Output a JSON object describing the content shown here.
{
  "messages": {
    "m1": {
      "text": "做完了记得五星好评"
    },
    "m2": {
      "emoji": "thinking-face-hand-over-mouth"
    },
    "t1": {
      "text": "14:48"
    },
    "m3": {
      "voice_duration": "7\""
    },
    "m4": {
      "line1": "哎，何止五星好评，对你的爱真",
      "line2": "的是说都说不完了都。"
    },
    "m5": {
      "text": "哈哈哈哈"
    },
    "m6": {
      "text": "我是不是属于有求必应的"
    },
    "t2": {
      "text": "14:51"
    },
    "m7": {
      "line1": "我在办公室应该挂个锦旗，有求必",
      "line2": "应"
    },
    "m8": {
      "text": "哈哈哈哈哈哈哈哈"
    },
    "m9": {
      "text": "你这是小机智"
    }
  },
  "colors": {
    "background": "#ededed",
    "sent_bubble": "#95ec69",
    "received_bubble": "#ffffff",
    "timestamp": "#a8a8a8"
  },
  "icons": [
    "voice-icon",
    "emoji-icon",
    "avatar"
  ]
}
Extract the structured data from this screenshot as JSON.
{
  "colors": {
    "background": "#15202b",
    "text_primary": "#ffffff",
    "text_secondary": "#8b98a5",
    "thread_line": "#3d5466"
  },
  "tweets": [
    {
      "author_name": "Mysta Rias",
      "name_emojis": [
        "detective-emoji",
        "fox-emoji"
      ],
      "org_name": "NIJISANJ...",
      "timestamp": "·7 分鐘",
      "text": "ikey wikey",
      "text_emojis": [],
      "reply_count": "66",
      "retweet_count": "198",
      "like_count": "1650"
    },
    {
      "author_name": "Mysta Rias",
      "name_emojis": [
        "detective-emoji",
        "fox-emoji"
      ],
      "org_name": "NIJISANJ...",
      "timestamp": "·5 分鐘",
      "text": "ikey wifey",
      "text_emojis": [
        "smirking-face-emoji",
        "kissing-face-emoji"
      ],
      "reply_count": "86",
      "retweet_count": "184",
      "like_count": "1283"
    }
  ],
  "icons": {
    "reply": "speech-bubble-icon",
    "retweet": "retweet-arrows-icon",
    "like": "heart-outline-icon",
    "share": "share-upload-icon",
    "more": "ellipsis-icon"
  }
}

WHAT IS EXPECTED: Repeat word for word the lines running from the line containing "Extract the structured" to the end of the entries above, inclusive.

EXERCISE RESULT:
Extract the structured data from this screenshot as JSON.
{
  "colors": {
    "background": "#15202b",
    "text_primary": "#ffffff",
    "text_secondary": "#8b98a5",
    "thread_line": "#3d5466"
  },
  "tweets": [
    {
      "author_name": "Mysta Rias",
      "name_emojis": [
        "detective-emoji",
        "fox-emoji"
      ],
      "org_name": "NIJISANJ...",
      "timestamp": "·7 分鐘",
      "text": "ikey wikey",
      "text_emojis": [],
      "reply_count": "66",
      "retweet_count": "198",
      "like_count": "1650"
    },
    {
      "author_name": "Mysta Rias",
      "name_emojis": [
        "detective-emoji",
        "fox-emoji"
      ],
      "org_name": "NIJISANJ...",
      "timestamp": "·5 分鐘",
      "text": "ikey wifey",
      "text_emojis": [
        "smirking-face-emoji",
        "kissing-face-emoji"
      ],
      "reply_count": "86",
      "retweet_count": "184",
      "like_count": "1283"
    }
  ],
  "icons": {
    "reply": "speech-bubble-icon",
    "retweet": "retweet-arrows-icon",
    "like": "heart-outline-icon",
    "share": "share-upload-icon",
    "more": "ellipsis-icon"
  }
}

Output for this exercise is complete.